Nothing is perfect. Certainly not alternative fuels
The first boxship capable of running on methanol set for naming ceremony in Copenhagen this month, while ammonia and hydrogen have potentially important roles. But all of them have pros and cons
For those seeking guidance on what to do next, the MEPC80 targets may have been too weak a signal
OCEAN Rebellion activists writhed all over the floor pretending to be dying mermaids, while bemused delegates clutched glasses of lukewarm white wine and chatted politely as they pretended to ignore them.
The scenes at the International Maritime Organization just two months ago were a study in mutual incomprehension.
Attendees at the Marine Environment Protection Committee session in the first week of July surely felt entitled to the free booze as a small reward for a hard day’s work hacking out a deal on greenhouse gas emissions. The protestors felt equally entitled to righteous indignation at its lack of scope.
Subsequent weeks have afforded an opportunity for reflection on the gelatinous achievements of MEPC80, which broadly commits the industry to getting somewhere around net zero sometime around 2050, providing it doesn’t inconvenience anybody too drastically.
Many were looking for a strong signal on what they should do next. What they got was better than most expected, but that has not stopped some from interpreting the agreements as an excuse to kick the can down the road.
Meanwhile, this summer has brought home the relentless and unforgiving impact of climate change, sometimes literally right to the doorstep of industry leaders.
A heatwave taking in the more salubrious suburbs of Athens — dwelling place of a fair number of shipping’s glitterati — saw the mercury top 40°C for several days in succession.
A sustained drought meant that water levels in the Panama Canal fall to a level necessitating capacity reductions and deadweight restrictions, which could drag on for ten more months.
Meeting the IMO’s targets is imperative.

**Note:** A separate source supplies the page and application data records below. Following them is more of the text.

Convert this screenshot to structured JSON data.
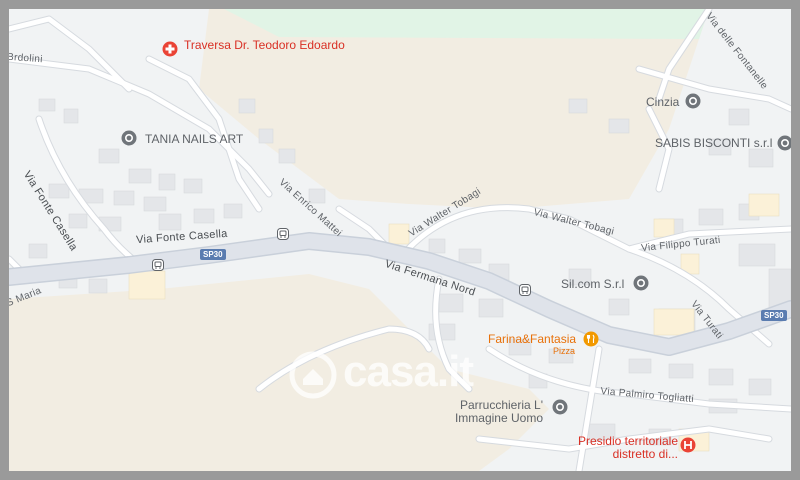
{
  "map": {
    "colors": {
      "land": "#f1f3f4",
      "rural": "#f2ede2",
      "park": "#e1f4e6",
      "road": "#ffffff",
      "major_road": "#dfe3ea",
      "building": "#e4e6e9",
      "poi_gray": "#5f6368",
      "poi_red": "#d93025",
      "poi_orange": "#e8710a",
      "shield": "#5a7cb0"
    },
    "pois": {
      "traversa": "Traversa Dr. Teodoro Edoardo",
      "tania": "TANIA NAILS ART",
      "cinzia": "Cinzia",
      "sabis": "SABIS BISCONTI s.r.l",
      "silcom": "Sil.com S.r.l",
      "farina": "Farina&Fantasia",
      "farina_sub": "Pizza",
      "parrucchieria": "Parrucchieria L' Immagine Uomo",
      "presidio": "Presidio territoriale distretto di..."
    },
    "streets": {
      "brdolini": "Brdolini",
      "fonte_casella_v": "Via Fonte Casella",
      "fonte_casella_h": "Via Fonte Casella",
      "enrico_mattei": "Via Enrico Mattei",
      "fermana_nord": "Via Fermana Nord",
      "walter_tobagi_1": "Via Walter Tobagi",
      "walter_tobagi_2": "Via Walter Tobagi",
      "filippo_turati": "Via Filippo Turati",
      "turati": "Via Turati",
      "palmiro_togliatti": "Via Palmiro Togliatti",
      "s_maria": "S Maria",
      "fontanelle": "Via delle Fontanelle"
    },
    "shields": {
      "a": "SP30",
      "b": "SP30"
    },
    "icons": [
      "hospital-icon",
      "shop-icon",
      "restaurant-icon",
      "bus-stop-icon"
    ],
    "watermark": "casa.it"
  }
}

If there is to be any chance of success, the need for action is immediate, and as doctors habitually put it, this is going to hurt just a little bit.
Carbon-neutral fuels such as ammonia and hydrogen are touted in some quarters as the closest thing on offer to a Get Out of Jail Free card. Sadly, they fall a long way short.
There was good news of sorts this week, in the shape of a study from the Global Maritime Forum. On that body’s calculations, the cost gap between zero emission ammonia and conventional fuel oil could close significantly within just three years and reach price parity by 2030.
The snag is that if shipping were to rely on carbon neutral fuels as the sole means of securing the desired reductions seven years hence, it would eat up an estimated 40% of total world production.
Other industries also have emissions reductions goals and will be competing for the same finite supply. Higher margin sectors will have the financial firepower to outbid low margin shipping.
In the immediate future, methanol is likely to be the next big thing. It is far easier to live with than ammonia, but still emits carbon that will need capturing and storing.
The steady patter of studies and investments in carbon capture continues but the technology is still in its infancy. Many think it will never happen, let alone happen at the prodigious scale the world needs.
Even if the technology works, businesses will have no incentive to hoover up all that CO2 unless a use can be found for it, and a viable business created.
There will doubtless be much hoo-ha and hullabaloo surrounding the imminent naming ceremony of Maersk’s flagship dual-fuel CH3OH vessel in Copenhagen later this month.
But in case you’ve forgotten your high-school science lessons, the C in that chemical formula stands for carbon.
That doesn’t mean Maersk’s efforts are not laudable. The mass-balanced methanol its ship will use on its maiden voyage will make possible a 65% reduction in greenhouse gas output.
That is a big and responsible step, as one would expect from an obvious industry leader. But it is not enough on its own.
Even though dual-fuelled methanol vessels now make up 8% of the overall orderbook, not every company will be as diligent as the Danes in their choice of what to burn.
Many planned ships will be powered by a grade known as grey methanol, which is somewhat dirtier than the mass-balanced kind.
That said, there is a case for using grey methanol in the early days of transition while people get used to it, as it is far less polluting and safer for marine life if spilled.
In sum, shipping needs to make faster progress on phasing out bunkers, but in the real world, none of the available choices are unproblematic.
We suspect that hippies dressed as mermaids will have pretexts to disrupt Albert Embankment wine receptions for some time yet.